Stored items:
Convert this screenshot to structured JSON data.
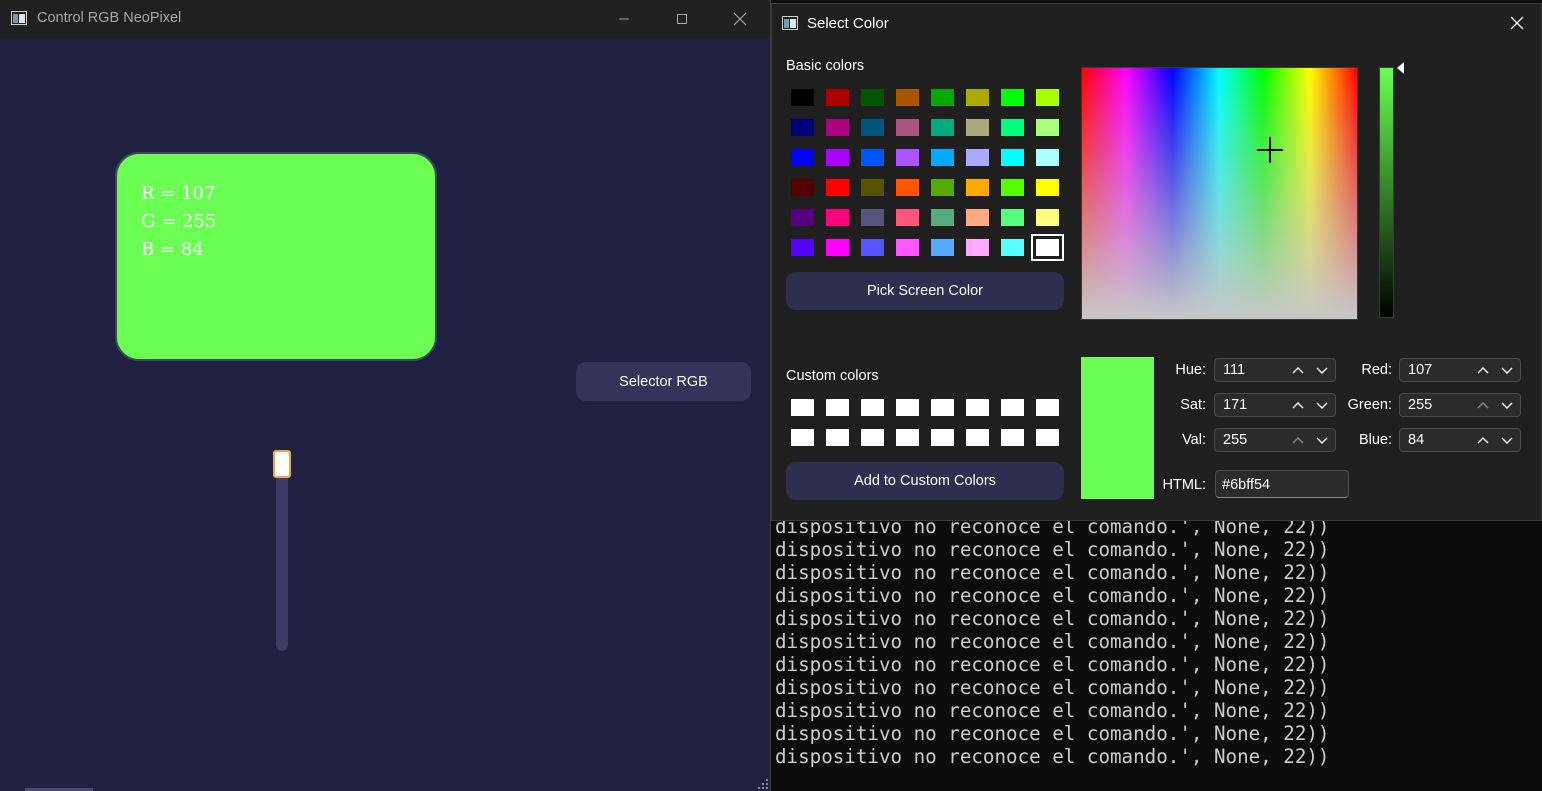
{
  "terminal": {
    "lines": [
      "dispositivo no reconoce el comando.', None, 22))",
      "dispositivo no reconoce el comando.', None, 22))",
      "dispositivo no reconoce el comando.', None, 22))",
      "dispositivo no reconoce el comando.', None, 22))",
      "dispositivo no reconoce el comando.', None, 22))",
      "dispositivo no reconoce el comando.', None, 22))",
      "dispositivo no reconoce el comando.', None, 22))",
      "dispositivo no reconoce el comando.', None, 22))",
      "dispositivo no reconoce el comando.', None, 22))",
      "dispositivo no reconoce el comando.', None, 22))",
      "dispositivo no reconoce el comando.', None, 22))"
    ]
  },
  "main_window": {
    "title": "Control RGB NeoPixel",
    "rgb_lines": [
      "R = 107",
      "G = 255",
      "B = 84"
    ],
    "card_color": "#6bff54",
    "selector_button_label": "Selector RGB",
    "slider_value": 1.0
  },
  "dialog": {
    "title": "Select Color",
    "basic_colors_label": "Basic colors",
    "basic_colors": [
      [
        "#000000",
        "#aa0000",
        "#005500",
        "#aa5500",
        "#00aa00",
        "#aaaa00",
        "#00ff00",
        "#aaff00"
      ],
      [
        "#00007f",
        "#aa007f",
        "#00557f",
        "#aa557f",
        "#00aa7f",
        "#aaaa7f",
        "#00ff7f",
        "#aaff7f"
      ],
      [
        "#0000ff",
        "#aa00ff",
        "#0055ff",
        "#aa55ff",
        "#00aaff",
        "#aaaaff",
        "#00ffff",
        "#aaffff"
      ],
      [
        "#550000",
        "#ff0000",
        "#555500",
        "#ff5500",
        "#55aa00",
        "#ffaa00",
        "#55ff00",
        "#ffff00"
      ],
      [
        "#55007f",
        "#ff007f",
        "#55557f",
        "#ff557f",
        "#55aa7f",
        "#ffaa7f",
        "#55ff7f",
        "#ffff7f"
      ],
      [
        "#5500ff",
        "#ff00ff",
        "#5555ff",
        "#ff55ff",
        "#55aaff",
        "#ffaaff",
        "#55ffff",
        "#ffffff"
      ]
    ],
    "pick_screen_label": "Pick Screen Color",
    "custom_colors_label": "Custom colors",
    "custom_colors": [
      [
        "#ffffff",
        "#ffffff",
        "#ffffff",
        "#ffffff",
        "#ffffff",
        "#ffffff",
        "#ffffff",
        "#ffffff"
      ],
      [
        "#ffffff",
        "#ffffff",
        "#ffffff",
        "#ffffff",
        "#ffffff",
        "#ffffff",
        "#ffffff",
        "#ffffff"
      ]
    ],
    "add_custom_label": "Add to Custom Colors",
    "current_color": "#6bff54",
    "fields": {
      "hue": {
        "label": "Hue:",
        "value": "111"
      },
      "sat": {
        "label": "Sat:",
        "value": "171"
      },
      "val": {
        "label": "Val:",
        "value": "255"
      },
      "red": {
        "label": "Red:",
        "value": "107"
      },
      "green": {
        "label": "Green:",
        "value": "255"
      },
      "blue": {
        "label": "Blue:",
        "value": "84"
      }
    },
    "html_label": "HTML:",
    "html_value": "#6bff54"
  }
}
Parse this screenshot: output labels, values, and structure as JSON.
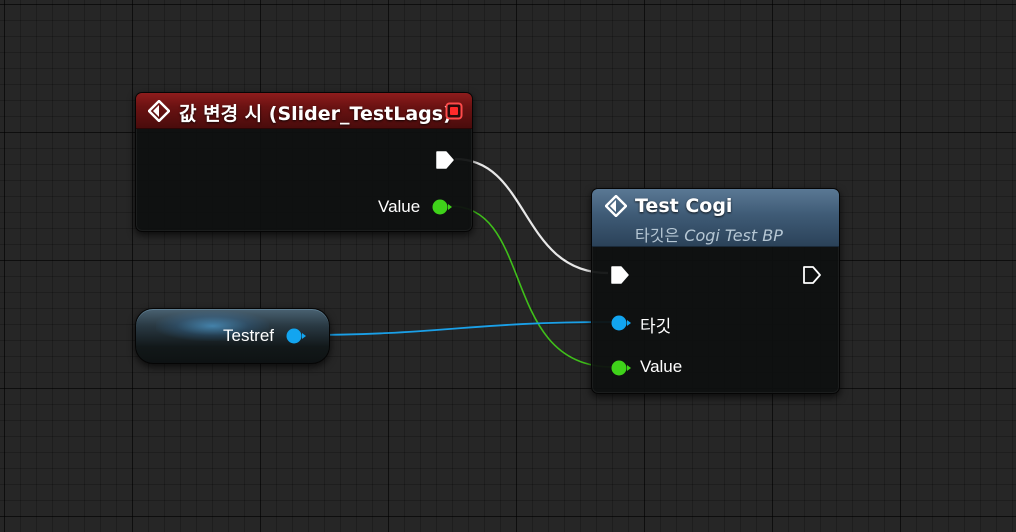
{
  "event_node": {
    "title": "값 변경 시 (Slider_TestLags)",
    "icon": "event-diamond-icon",
    "close_icon": "stop-square-icon",
    "pins": {
      "exec_out": "exec-out-pin",
      "value_out_label": "Value"
    },
    "header_color": "#8e1c1c"
  },
  "function_node": {
    "title": "Test Cogi",
    "subtitle_prefix": "타깃은",
    "subtitle_target": "Cogi Test BP",
    "icon": "function-diamond-icon",
    "pins": {
      "exec_in": "exec-in-pin",
      "exec_out": "exec-out-pin",
      "target_label": "타깃",
      "value_label": "Value"
    },
    "header_color": "#3f5b76"
  },
  "variable_node": {
    "label": "Testref",
    "pin": "object-ref-pin"
  },
  "colors": {
    "exec_wire": "#ffffff",
    "float_wire": "#3fbf1a",
    "object_wire": "#1aa0e8",
    "float_pin": "#3fd21a",
    "object_pin": "#12a5f0",
    "grid_background": "#262626"
  }
}
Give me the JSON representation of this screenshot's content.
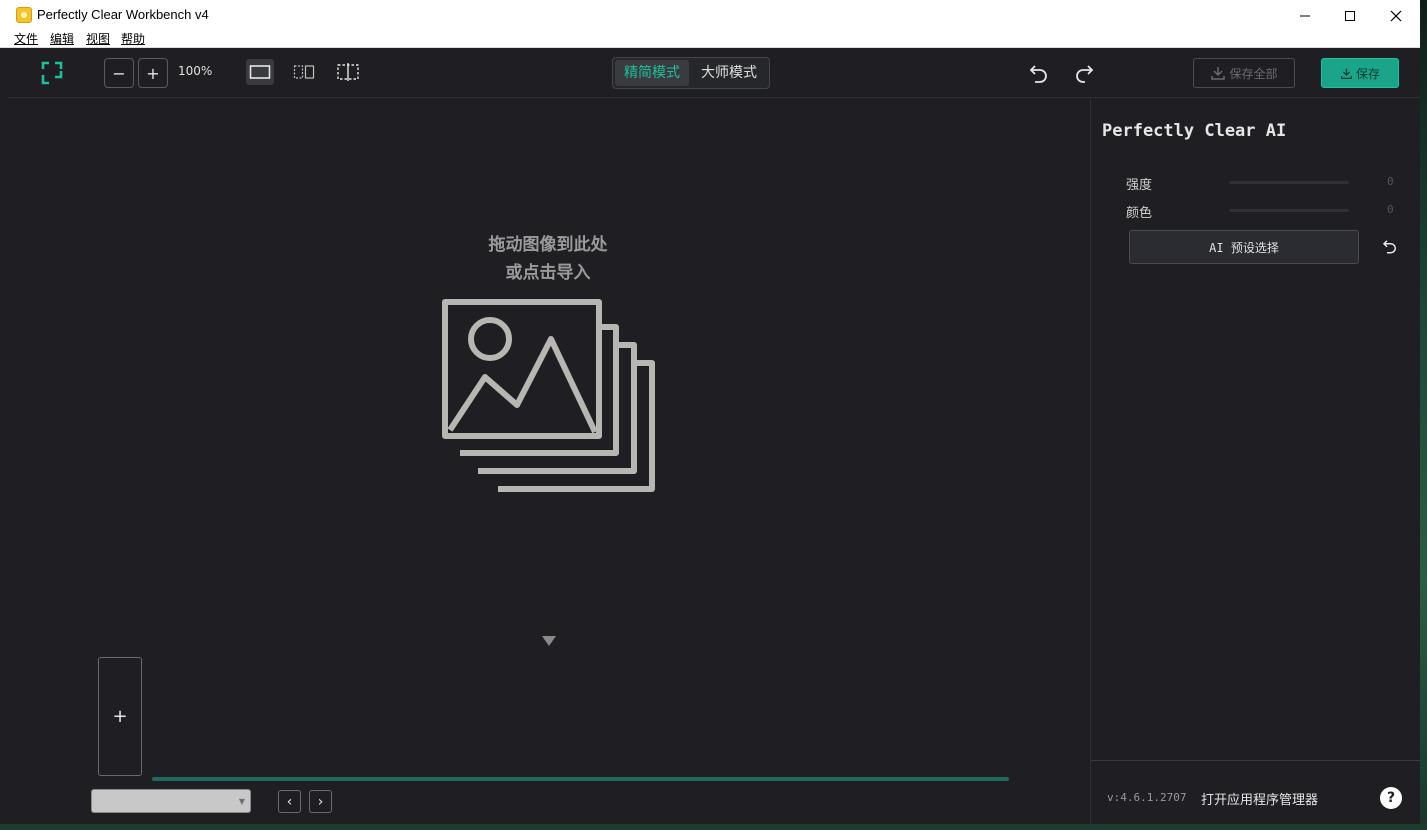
{
  "window": {
    "title": "Perfectly Clear Workbench v4",
    "minimize_icon": "minimize-icon",
    "maximize_icon": "maximize-icon",
    "close_icon": "close-icon"
  },
  "menu": {
    "items": [
      "文件",
      "编辑",
      "视图",
      "帮助"
    ]
  },
  "toolbar": {
    "zoom_out": "−",
    "zoom_in": "+",
    "zoom_level": "100%",
    "modes": [
      {
        "label": "精简模式",
        "active": true
      },
      {
        "label": "大师模式",
        "active": false
      }
    ],
    "save_all_label": "保存全部",
    "save_label": "保存"
  },
  "canvas": {
    "drop_line1": "拖动图像到此处",
    "drop_line2": "或点击导入",
    "add_tile": "+",
    "prev": "‹",
    "next": "›"
  },
  "panel": {
    "title": "Perfectly Clear AI",
    "sliders": [
      {
        "label": "强度",
        "value": "0"
      },
      {
        "label": "颜色",
        "value": "0"
      }
    ],
    "preset_label": "AI 预设选择",
    "version": "v:4.6.1.2707",
    "app_manager": "打开应用程序管理器",
    "help": "?"
  },
  "colors": {
    "accent": "#1aa58a",
    "background": "#1f1f23",
    "active_mode_text": "#1fbf9c"
  }
}
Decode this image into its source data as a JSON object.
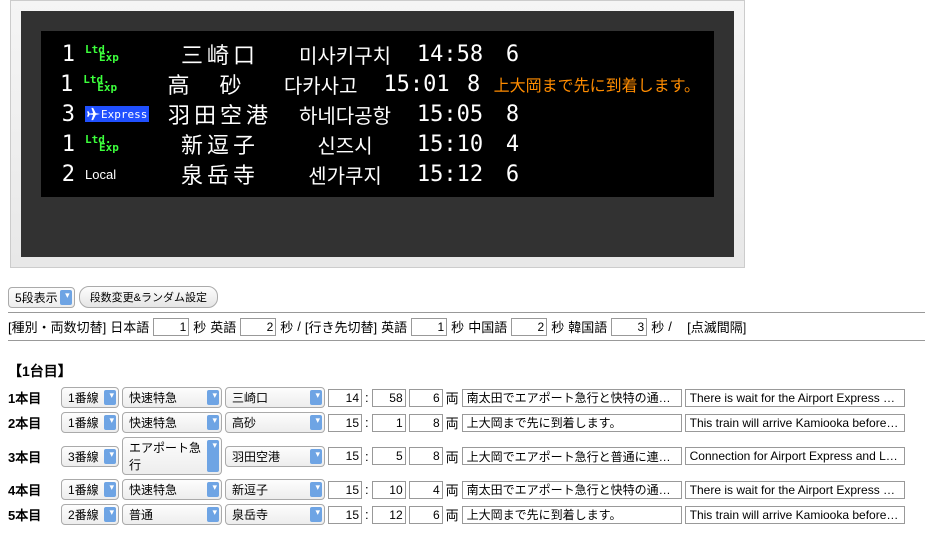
{
  "board": {
    "rows": [
      {
        "track": "1",
        "type": "ltd",
        "type_label": "Ltd.",
        "type_sub": "Exp",
        "dest_jp": "三崎口",
        "dest_kr": "미사키구치",
        "time": "14:58",
        "cars": "6",
        "msg": ""
      },
      {
        "track": "1",
        "type": "ltd",
        "type_label": "Ltd.",
        "type_sub": "Exp",
        "dest_jp": "高　砂",
        "dest_kr": "다카사고",
        "time": "15:01",
        "cars": "8",
        "msg": "上大岡まで先に到着します。"
      },
      {
        "track": "3",
        "type": "exp",
        "type_label": "Express",
        "dest_jp": "羽田空港",
        "dest_kr": "하네다공항",
        "time": "15:05",
        "cars": "8",
        "msg": ""
      },
      {
        "track": "1",
        "type": "ltd",
        "type_label": "Ltd.",
        "type_sub": "Exp",
        "dest_jp": "新逗子",
        "dest_kr": "신즈시",
        "time": "15:10",
        "cars": "4",
        "msg": ""
      },
      {
        "track": "2",
        "type": "local",
        "type_label": "Local",
        "dest_jp": "泉岳寺",
        "dest_kr": "센가쿠지",
        "time": "15:12",
        "cars": "6",
        "msg": ""
      }
    ]
  },
  "controls": {
    "row_count_select": "5段表示",
    "random_btn": "段数変更&ランダム設定",
    "type_switch_label": "[種別・両数切替]",
    "lang_jp": "日本語",
    "lang_jp_sec": "1",
    "sec": "秒",
    "lang_en": "英語",
    "lang_en_sec": "2",
    "dest_switch_label": "[行き先切替]",
    "dest_en": "英語",
    "dest_en_sec": "1",
    "dest_cn": "中国語",
    "dest_cn_sec": "2",
    "dest_kr": "韓国語",
    "dest_kr_sec": "3",
    "blink_label": "[点滅間隔]",
    "slash": "/"
  },
  "section": {
    "title": "【1台目】",
    "row_label_prefix": "本目",
    "cars_suffix": "両",
    "rows": [
      {
        "n": "1",
        "track": "1番線",
        "type": "快速特急",
        "dest": "三崎口",
        "hh": "14",
        "mm": "58",
        "cars": "6",
        "msg_jp": "南太田でエアポート急行と快特の通過待ちを",
        "msg_en": "There is wait for the Airport Express and"
      },
      {
        "n": "2",
        "track": "1番線",
        "type": "快速特急",
        "dest": "高砂",
        "hh": "15",
        "mm": "1",
        "cars": "8",
        "msg_jp": "上大岡まで先に到着します。",
        "msg_en": "This train will arrive Kamiooka before the"
      },
      {
        "n": "3",
        "track": "3番線",
        "type": "エアポート急行",
        "dest": "羽田空港",
        "hh": "15",
        "mm": "5",
        "cars": "8",
        "msg_jp": "上大岡でエアポート急行と普通に連絡します",
        "msg_en": "Connection for Airport Express and Loca"
      },
      {
        "n": "4",
        "track": "1番線",
        "type": "快速特急",
        "dest": "新逗子",
        "hh": "15",
        "mm": "10",
        "cars": "4",
        "msg_jp": "南太田でエアポート急行と快特の通過待ちを",
        "msg_en": "There is wait for the Airport Express and"
      },
      {
        "n": "5",
        "track": "2番線",
        "type": "普通",
        "dest": "泉岳寺",
        "hh": "15",
        "mm": "12",
        "cars": "6",
        "msg_jp": "上大岡まで先に到着します。",
        "msg_en": "This train will arrive Kamiooka before the"
      }
    ]
  }
}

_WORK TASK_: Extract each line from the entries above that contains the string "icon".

_RESPONSE AREA_:
    "icon": "event-diamond-icon",
    "close_icon": "stop-square-icon",
    "icon": "function-diamond-icon",
    "minimize_icon": "minimize-icon",
    "maximize_icon": "maximize-icon",
    "close_icon": "close-icon"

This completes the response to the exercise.